In Germany, love is so often associated with music, especially along the Romantic Road. When Beethoven was 20, he played viola in the concert hall at Bad Mergentheim, a 14th-century village with a medieval castle. One legend has it that he was supposed to leave for Vienna to meet Mozart, but Beethoven missed the opportunity because he fell in love with a local girl. Beethoven was nearly always in love; one was a 16-year-old countess, a pupil of his, to whom he dedicated the Moonlight Sonata.
Sharing the moonlight with Jamie on the Main Bridge in Würzburg feels as romantic as any Beethoven sonata. In the middle of the bridge is a small bar where visitors can buy a glass of wine and stand overlooking the river. There, we meet a historian who tells us about Walther von der Vogelweide, a famous 12th- and 13th-century love poet who wandered from court to court, reciting poems in exchange for food and lodging. In 1230 when Von der Vogelweide died, he was buried in Würzburg, leaving instructions that the birds were to be fed daily at his tomb. But instead of birdfeed, lovesick visitors arrive with fresh flowers to leave on his grave. “It is said that when the flowers wilt, lovesick hearts will heal,” the historian tells us and then adds, “In the winter, they bring flowers that last longer.”
Jamie and I look at each other and smile. He squeezes my hand. How lucky I am that I don’t need to leave flowers at the love poet’s grave. And neither does Jamie.

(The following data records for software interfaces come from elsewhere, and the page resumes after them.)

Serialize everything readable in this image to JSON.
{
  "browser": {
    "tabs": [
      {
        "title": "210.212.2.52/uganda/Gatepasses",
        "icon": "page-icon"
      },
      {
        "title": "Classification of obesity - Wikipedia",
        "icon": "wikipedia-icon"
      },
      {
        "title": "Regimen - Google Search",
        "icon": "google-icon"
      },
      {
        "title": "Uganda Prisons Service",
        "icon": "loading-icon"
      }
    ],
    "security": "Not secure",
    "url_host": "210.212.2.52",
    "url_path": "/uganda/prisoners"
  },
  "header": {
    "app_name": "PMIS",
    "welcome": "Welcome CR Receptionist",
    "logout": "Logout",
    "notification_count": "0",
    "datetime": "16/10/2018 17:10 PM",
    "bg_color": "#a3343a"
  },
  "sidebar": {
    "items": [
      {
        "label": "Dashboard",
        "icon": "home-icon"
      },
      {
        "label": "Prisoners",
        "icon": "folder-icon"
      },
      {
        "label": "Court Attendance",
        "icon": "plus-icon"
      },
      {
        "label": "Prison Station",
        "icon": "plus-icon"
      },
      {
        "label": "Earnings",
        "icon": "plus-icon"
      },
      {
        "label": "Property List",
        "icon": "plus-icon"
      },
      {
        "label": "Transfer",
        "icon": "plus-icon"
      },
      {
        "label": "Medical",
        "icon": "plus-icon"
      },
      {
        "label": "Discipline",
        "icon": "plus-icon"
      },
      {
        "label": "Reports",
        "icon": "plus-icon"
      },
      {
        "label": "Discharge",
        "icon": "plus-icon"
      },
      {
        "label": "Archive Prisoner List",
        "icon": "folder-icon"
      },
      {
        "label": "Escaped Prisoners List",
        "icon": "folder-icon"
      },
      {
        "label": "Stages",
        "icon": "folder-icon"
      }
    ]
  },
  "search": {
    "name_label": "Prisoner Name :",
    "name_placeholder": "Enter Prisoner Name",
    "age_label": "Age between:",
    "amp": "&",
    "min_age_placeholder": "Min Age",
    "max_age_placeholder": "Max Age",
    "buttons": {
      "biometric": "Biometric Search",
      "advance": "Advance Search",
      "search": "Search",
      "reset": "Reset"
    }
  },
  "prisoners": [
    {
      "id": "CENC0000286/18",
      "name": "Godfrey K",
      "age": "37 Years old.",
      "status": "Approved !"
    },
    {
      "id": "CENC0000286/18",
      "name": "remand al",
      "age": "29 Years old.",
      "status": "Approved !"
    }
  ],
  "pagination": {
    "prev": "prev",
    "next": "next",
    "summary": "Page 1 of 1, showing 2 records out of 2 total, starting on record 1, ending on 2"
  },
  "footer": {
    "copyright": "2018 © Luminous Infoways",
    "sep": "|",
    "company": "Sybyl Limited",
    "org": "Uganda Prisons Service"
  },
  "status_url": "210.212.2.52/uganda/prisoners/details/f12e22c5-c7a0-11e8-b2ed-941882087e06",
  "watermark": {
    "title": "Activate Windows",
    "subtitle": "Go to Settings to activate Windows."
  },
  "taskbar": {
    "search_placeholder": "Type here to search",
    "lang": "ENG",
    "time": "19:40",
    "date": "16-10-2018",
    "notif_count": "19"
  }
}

Editor’s Note: Margie and Jamie were engaged in November in Bali and married December 13, 2014.
Margie Goldsmith’s “Bavaria for Lovers” won a 2015 North American Travel Journalists Association Silver Prize.